Meet Richa Ghosh, the new ‘Girl in Blue’

Richa Ghosh is the surprise package in the Indian team for the women's T20 World Cup. She is also one of the most complete packages you can have in cricket.

Richa Ghosh with Bengal's senior women's team coach Shib Shankar Paul (left).   -  CAB Media

Richa Ghosh is the surprise package in the Indian team for the women's T20 World Cup. She is also one of the most complete packages you can have in cricket.

The 16-year-old can bat, keep wickets and bowl medium-pace.

"I know it is unusual for a player to be both a ’keeper and a bowler, but I don't want to stop doing either," Richa told Sportstar shortly before leaving for Australia, where the World Cup will kick off on February 21. Before that, India will be playing a tri-series involving the host and England.

Richa, who belongs to Siliguri, said there have been occasions when she has kept wickets as well as bowled in the same match.

"There have been tournaments in which I would be the 'keeper in one match and bowler in the next," she said. "I know my role is primarily that of a batter.

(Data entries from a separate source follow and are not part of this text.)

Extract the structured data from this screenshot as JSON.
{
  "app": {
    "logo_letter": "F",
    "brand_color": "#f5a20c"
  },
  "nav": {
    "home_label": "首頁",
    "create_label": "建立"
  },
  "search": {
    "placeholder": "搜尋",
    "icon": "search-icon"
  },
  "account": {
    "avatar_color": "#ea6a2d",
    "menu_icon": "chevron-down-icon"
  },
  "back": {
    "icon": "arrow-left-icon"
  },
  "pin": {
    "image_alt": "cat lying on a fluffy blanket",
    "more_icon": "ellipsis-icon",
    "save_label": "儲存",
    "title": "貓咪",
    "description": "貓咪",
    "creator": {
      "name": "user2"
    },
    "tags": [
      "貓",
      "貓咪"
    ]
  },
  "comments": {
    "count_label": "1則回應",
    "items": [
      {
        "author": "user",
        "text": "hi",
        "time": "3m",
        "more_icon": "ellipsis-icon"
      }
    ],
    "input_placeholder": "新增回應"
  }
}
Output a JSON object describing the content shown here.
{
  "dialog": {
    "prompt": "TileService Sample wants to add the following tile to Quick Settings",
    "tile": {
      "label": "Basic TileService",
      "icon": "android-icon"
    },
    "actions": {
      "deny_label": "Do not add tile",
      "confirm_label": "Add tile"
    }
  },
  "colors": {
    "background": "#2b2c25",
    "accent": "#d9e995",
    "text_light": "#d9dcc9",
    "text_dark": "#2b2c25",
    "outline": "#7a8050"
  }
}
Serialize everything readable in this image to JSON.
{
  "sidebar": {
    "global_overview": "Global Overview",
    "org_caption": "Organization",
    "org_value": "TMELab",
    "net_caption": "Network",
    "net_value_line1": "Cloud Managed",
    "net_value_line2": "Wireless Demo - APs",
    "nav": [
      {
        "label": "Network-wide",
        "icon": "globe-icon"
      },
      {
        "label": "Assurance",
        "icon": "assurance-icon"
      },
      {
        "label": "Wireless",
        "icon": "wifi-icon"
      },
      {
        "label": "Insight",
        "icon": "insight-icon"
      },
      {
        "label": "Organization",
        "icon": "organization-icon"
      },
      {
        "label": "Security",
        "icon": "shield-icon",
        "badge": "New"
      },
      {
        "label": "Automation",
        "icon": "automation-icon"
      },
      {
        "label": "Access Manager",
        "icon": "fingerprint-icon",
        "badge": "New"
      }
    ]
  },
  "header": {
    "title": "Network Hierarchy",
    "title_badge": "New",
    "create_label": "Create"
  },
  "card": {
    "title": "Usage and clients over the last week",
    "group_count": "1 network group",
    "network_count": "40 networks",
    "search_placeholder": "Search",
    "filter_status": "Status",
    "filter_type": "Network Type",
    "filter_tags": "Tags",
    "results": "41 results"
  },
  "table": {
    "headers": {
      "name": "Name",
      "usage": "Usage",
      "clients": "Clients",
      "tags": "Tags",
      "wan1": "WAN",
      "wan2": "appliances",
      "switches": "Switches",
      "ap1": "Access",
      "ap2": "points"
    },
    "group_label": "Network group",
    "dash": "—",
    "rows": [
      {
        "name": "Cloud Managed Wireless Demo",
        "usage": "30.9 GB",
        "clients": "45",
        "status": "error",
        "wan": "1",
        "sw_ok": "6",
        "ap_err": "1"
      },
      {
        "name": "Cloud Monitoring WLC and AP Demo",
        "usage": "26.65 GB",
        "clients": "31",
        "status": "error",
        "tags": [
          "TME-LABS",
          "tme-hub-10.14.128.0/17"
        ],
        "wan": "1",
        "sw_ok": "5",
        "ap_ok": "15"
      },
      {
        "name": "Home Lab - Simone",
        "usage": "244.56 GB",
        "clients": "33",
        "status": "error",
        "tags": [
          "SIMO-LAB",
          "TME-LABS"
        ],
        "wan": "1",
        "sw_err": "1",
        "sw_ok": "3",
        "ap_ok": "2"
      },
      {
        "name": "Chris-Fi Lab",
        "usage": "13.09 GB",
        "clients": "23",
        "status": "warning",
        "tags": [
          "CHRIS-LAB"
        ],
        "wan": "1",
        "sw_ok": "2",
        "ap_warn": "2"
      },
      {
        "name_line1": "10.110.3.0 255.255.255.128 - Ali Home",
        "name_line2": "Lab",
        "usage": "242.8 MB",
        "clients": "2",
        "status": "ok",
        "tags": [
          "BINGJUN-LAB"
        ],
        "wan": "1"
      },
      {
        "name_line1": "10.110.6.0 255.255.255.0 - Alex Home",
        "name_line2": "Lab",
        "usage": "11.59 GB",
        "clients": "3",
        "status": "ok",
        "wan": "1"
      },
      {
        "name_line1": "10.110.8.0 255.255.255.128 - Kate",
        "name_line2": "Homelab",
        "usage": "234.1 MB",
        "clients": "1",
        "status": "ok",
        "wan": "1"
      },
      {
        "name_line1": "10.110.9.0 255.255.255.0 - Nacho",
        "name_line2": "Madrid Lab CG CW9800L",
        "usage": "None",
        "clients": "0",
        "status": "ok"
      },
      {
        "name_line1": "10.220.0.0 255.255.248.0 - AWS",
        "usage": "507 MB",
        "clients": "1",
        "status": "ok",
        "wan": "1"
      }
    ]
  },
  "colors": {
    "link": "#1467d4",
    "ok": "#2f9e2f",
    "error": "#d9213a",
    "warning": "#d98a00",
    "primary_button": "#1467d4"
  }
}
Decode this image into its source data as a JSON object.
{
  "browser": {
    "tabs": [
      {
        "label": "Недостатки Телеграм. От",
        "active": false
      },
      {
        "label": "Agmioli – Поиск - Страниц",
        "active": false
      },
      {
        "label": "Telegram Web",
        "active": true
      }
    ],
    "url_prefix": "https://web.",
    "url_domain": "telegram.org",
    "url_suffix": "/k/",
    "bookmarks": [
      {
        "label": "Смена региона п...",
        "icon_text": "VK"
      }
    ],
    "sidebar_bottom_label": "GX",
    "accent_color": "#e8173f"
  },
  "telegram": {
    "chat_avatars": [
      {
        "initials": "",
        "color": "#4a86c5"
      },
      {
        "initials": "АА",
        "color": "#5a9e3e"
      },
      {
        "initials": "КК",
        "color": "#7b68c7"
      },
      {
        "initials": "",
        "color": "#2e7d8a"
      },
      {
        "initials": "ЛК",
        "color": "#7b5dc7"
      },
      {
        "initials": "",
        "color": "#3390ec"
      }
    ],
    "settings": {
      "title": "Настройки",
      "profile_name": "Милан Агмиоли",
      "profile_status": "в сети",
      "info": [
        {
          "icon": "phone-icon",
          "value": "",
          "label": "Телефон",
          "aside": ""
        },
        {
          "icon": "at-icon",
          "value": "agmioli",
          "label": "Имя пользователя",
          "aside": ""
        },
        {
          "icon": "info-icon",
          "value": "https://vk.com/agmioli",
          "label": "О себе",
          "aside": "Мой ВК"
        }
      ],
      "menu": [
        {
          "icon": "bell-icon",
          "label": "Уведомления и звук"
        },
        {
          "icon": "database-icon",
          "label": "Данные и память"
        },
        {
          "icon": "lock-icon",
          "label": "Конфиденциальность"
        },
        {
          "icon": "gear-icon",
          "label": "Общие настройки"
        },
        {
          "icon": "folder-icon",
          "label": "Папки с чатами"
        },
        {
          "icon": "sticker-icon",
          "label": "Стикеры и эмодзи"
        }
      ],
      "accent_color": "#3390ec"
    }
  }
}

And I like to play aggressively."

READ: Team India 'covering all bases', says coach W.V. Raman

An admirer of Sachin Tendulkar and M.S. Dhoni, she has high regard for Harmanpreet Kaur, India's captain at the T20 World Cup.

"I also like Shafali Verma’s batting," she said. "It's great that there are a few other teenagers in the World Cup team like Jemimah Rodrigues and Radha Yadav."

With plenty of experience in the form of Harmanpreet, Smriti Mandhana, Deepti Sharma and Poonam Yadav, she feels India has the team to win the trophy. "My dream is for India to win the World Cup and to make my own contribution.”

She, however, wasn't quite expecting to be on the flight to Australia. "I was almost shocked when I came to know that I had made it to the team, though I had done well enough at the Women's Challenger Trophy at Cuttack recently," she said.

Good progress

"Playing for India has always been my goal, ever since I became serious about cricket, after I was introduced to the sport by my father."

She used to be the only girl in the local club at Siliguri then. "But that has changed," she said. "Now many girls play cricket. The live telecast of women's matches and the extensive coverage in newspapers and online have all helped," she said.

Support Sportstar


Dear Reader,

Support our journalism — where text and pictures intermingle so seamlessly — and help us scale up your experience as the world changes around us. Your contribution is vital to our brand of uninfluenced, boots-on-the-ground reportage that’s worth your while. Clickbait sensationalism is not for us, but editorial independence is — we owe it to you.

  Dugout videos